The moment I learned I was pregnant, I bought a book, The Jewish Parenting Book — my first official purchase. At that time, I was a full-time cantor, living and working in Omaha, Nebraska: Everything in my life had a Jewish frame. I told myself that if I was going on a journey, I needed guidebooks. Months of pregnancy passed, and parenting books spilled from the nightstand — procreating, too, it seemed, while my husband and I slept.
Zeev — meaning radiance — was born on a blue moon late in the summer of 1993. Soon, my husband and I would learn that there weren’t books yet written to prepare us for this journey. Zeev’s course seemed unchartable, and books — the tools I’d always used to find my way — were inoperable here. Slowly, sometimes painfully, my husband and I stumbled forward, finding our own ways, not always in sync, negotiating, sidestepping boulders on the path. I put my half-read books on a distant shelf, and for the first time in my life set forth without them.
Zeev’s first few years were a blur of melodic dissonance: Nothing adhered to anticipated scripts. Zeev refused to play with toys, but studied loose yarns in the rug intensively. The ceiling fan held him rapt. If another mother on the playground laughed or sneezed, he’d scream so relentlessly that we’d have to go sit in the car. Strapped into his car seat, Mozart would abruptly soothe him. Fussy about everything, he cried all the time, until one day all crying suddenly stopped. He refused all solid food. Patently uncomfortable in his own skin, to us he was entirely a mystery.
In those days — they seem so long ago now — almost no one said “Autism,” and Zeev wasn’t formally tested until he was four. At age one, though, my husband and I were told that our son had a “condition” — Pervasive Developmental Disorder, Not Otherwise Specified. It meant little to us (as parents, Zeev, at some point, had simply become Zeev), but the label helped us, for the first time, find fellow travelers. It was at this point that our journey to meet Zeev halfway really began.

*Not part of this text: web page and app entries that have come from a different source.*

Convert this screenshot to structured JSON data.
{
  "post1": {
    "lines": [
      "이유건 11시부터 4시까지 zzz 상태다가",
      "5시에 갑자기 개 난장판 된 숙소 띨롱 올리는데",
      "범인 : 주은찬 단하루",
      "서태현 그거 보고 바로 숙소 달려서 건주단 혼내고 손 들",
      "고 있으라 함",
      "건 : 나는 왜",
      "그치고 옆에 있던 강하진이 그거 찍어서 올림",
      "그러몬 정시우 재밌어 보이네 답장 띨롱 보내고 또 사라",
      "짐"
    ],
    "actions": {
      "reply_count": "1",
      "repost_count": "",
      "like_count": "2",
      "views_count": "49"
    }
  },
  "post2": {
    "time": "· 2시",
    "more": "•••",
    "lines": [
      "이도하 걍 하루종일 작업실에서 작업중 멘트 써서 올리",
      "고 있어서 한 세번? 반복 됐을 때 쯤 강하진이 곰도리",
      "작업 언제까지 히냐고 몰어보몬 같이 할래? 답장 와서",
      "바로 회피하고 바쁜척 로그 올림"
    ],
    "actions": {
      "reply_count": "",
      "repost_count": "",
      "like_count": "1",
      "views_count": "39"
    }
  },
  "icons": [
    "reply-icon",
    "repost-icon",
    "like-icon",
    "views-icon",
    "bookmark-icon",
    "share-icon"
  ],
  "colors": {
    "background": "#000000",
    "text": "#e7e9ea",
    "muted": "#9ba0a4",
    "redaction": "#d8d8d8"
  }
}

We moved to Seattle and I once again became pregnant, doctors having assured us that “it” wouldn’t happen again. Lightning doesn’t strike twice, right? Wrong. Ivy Noam was born in 1999, and she is also on the autism spectrum.
Today, bookstore shelves groan with guidebooks about autism; the disorder is now an epidemic. In relation to Jewish life, though, “autism families” often still feel the way I did during Zeev’s early years. Along with my heartbreak and numbness in relation to Zeev, came a separate sense of feeling “outside” the Jewish community, of feeling crushingly alone.
It felt so painful to have friends give birth to typical children, and then effortlessly find a home in the context of synagogue holidays and rites of passage. While they joyfully accompanied their children to “Tot Shabbat” programs, enrolled them in Jewish pre-schools, and delighted in thinking about their kids’ Jewish futures — a bar/bat mitzvah; a trip to Israel, perhaps; a Jewish summer camp; the year the child would be old enough to recite the Four Questions and later, maybe, to lead the whole Seder; that day when they’d stand beneath a chuppah — my husband and I felt so vulnerable and forgotten.
For me, it felt that just as i’d lost the guideposts to my child’s future, Judaism withdrew its guideposts, too. Would there be a place for us in Judaism if Zeev, and then later Ivy, couldn’t participate in any of Judaism’s developmental passages? Deeply Jewishly-identified, I would have done anything for an outstretched hand.
Though my family is too far along in its journey to participate in the kind of ceremony that I limn [see below], it is not too late for families who are now finding out — or who will find out in the future — that they have children with disabilities.
First, though, I want to encourage rabbis and cantors to reach out to these parents when they hear that something’s developmentally amiss — whether that be in relation to the child adopted from abroad, or to the biologically-related one born right here. Pick up the phone. Say, “I hear your child’s been diagnosed. Can I visit?” The parents will feel so embraced… so embraced by Judaism. Let them feel that Judaism is there for them; not just at a bar/bat mitzvah, but at the beginning — whatever that beginning is. At the visit, just sit with them. Have a cup of tea. Sing “Eli, Eli” or a wordless niggun Share a prayer, perhaps, or a Hebrew poem. Don’t worry about what to say; being speechless is also appropriate.
Let the family know that you’re there to accompany them — that every parent’s path through dealing with such news is different, and no one can predict how they, in particular, will find their way through so many emotions. Acknowledge that their path will be different, but affirm that there will be light. Hold in your mind a vision of family healing. Tell them that when they’re ready, Judaism has something to give them: a ceremony. Promise them this.
Maybe they won’t want it, but maybe they will. Maybe they will want it some day in the future when they feel ready to acknowledge their acceptance of their child’s diagnosis. Maybe they will want it at their home with just a few people present, or with other parents of children with disabilities farther along in their journeys. Maybe they will want to have a ceremony in the synagogue. Tell them that some day — if they want it — Judaism is there to sacralize their path.
If my husband and I had had such an experience, it could have changed our world.
Karen Webber Gilat